Exercise directions: Although the records contain pictures, only their text should be set down, exactly as written.

◇ ◇ ◇ ◇ ◇

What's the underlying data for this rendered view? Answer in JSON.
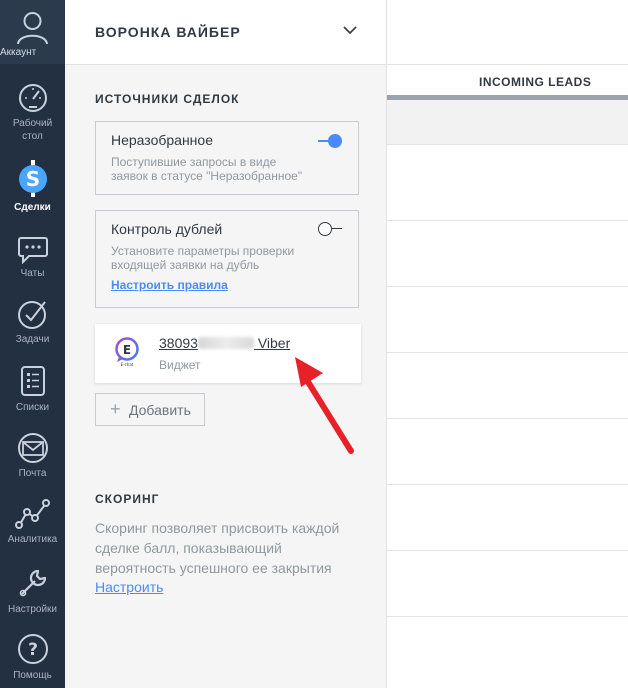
{
  "nav": {
    "account": "Аккаунт",
    "items": [
      {
        "label": "Рабочий стол",
        "icon": "dashboard-icon"
      },
      {
        "label": "Сделки",
        "icon": "deals-icon"
      },
      {
        "label": "Чаты",
        "icon": "chat-icon"
      },
      {
        "label": "Задачи",
        "icon": "tasks-icon"
      },
      {
        "label": "Списки",
        "icon": "lists-icon"
      },
      {
        "label": "Почта",
        "icon": "mail-icon"
      },
      {
        "label": "Аналитика",
        "icon": "analytics-icon"
      },
      {
        "label": "Настройки",
        "icon": "settings-icon"
      },
      {
        "label": "Помощь",
        "icon": "help-icon"
      }
    ],
    "active": "Сделки"
  },
  "panel": {
    "title": "ВОРОНКА ВАЙБЕР",
    "sources_title": "ИСТОЧНИКИ СДЕЛОК",
    "unsorted": {
      "title": "Неразобранное",
      "desc": "Поступившие запросы в виде заявок в статусе \"Неразобранное\"",
      "enabled": true
    },
    "duplicates": {
      "title": "Контроль дублей",
      "desc": "Установите параметры проверки входящей заявки на дубль",
      "link": "Настроить правила",
      "enabled": false
    },
    "widget": {
      "name_prefix": "38093",
      "name_suffix": " Viber",
      "subtitle": "Виджет",
      "logo_letter": "E",
      "logo_caption": "E-chat"
    },
    "add_button": "Добавить",
    "scoring": {
      "title": "СКОРИНГ",
      "desc": "Скоринг позволяет присвоить каждой сделке балл, показывающий вероятность успешного ее закрытия",
      "link": "Настроить"
    }
  },
  "board": {
    "column_title": "INCOMING LEADS"
  },
  "colors": {
    "nav_bg": "#233041",
    "accent": "#4c8bf7",
    "arrow": "#e8202a"
  }
}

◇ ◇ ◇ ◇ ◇

Exercise response:
What's the underlying data for this rendered view? Answer in JSON.
{
  "nav": {
    "account": "Аккаунт",
    "items": [
      {
        "label": "Рабочий стол",
        "icon": "dashboard-icon"
      },
      {
        "label": "Сделки",
        "icon": "deals-icon"
      },
      {
        "label": "Чаты",
        "icon": "chat-icon"
      },
      {
        "label": "Задачи",
        "icon": "tasks-icon"
      },
      {
        "label": "Списки",
        "icon": "lists-icon"
      },
      {
        "label": "Почта",
        "icon": "mail-icon"
      },
      {
        "label": "Аналитика",
        "icon": "analytics-icon"
      },
      {
        "label": "Настройки",
        "icon": "settings-icon"
      },
      {
        "label": "Помощь",
        "icon": "help-icon"
      }
    ],
    "active": "Сделки"
  },
  "panel": {
    "title": "ВОРОНКА ВАЙБЕР",
    "sources_title": "ИСТОЧНИКИ СДЕЛОК",
    "unsorted": {
      "title": "Неразобранное",
      "desc": "Поступившие запросы в виде заявок в статусе \"Неразобранное\"",
      "enabled": true
    },
    "duplicates": {
      "title": "Контроль дублей",
      "desc": "Установите параметры проверки входящей заявки на дубль",
      "link": "Настроить правила",
      "enabled": false
    },
    "widget": {
      "name_prefix": "38093",
      "name_suffix": " Viber",
      "subtitle": "Виджет",
      "logo_letter": "E",
      "logo_caption": "E-chat"
    },
    "add_button": "Добавить",
    "scoring": {
      "title": "СКОРИНГ",
      "desc": "Скоринг позволяет присвоить каждой сделке балл, показывающий вероятность успешного ее закрытия",
      "link": "Настроить"
    }
  },
  "board": {
    "column_title": "INCOMING LEADS"
  },
  "colors": {
    "nav_bg": "#233041",
    "accent": "#4c8bf7",
    "arrow": "#e8202a"
  }
}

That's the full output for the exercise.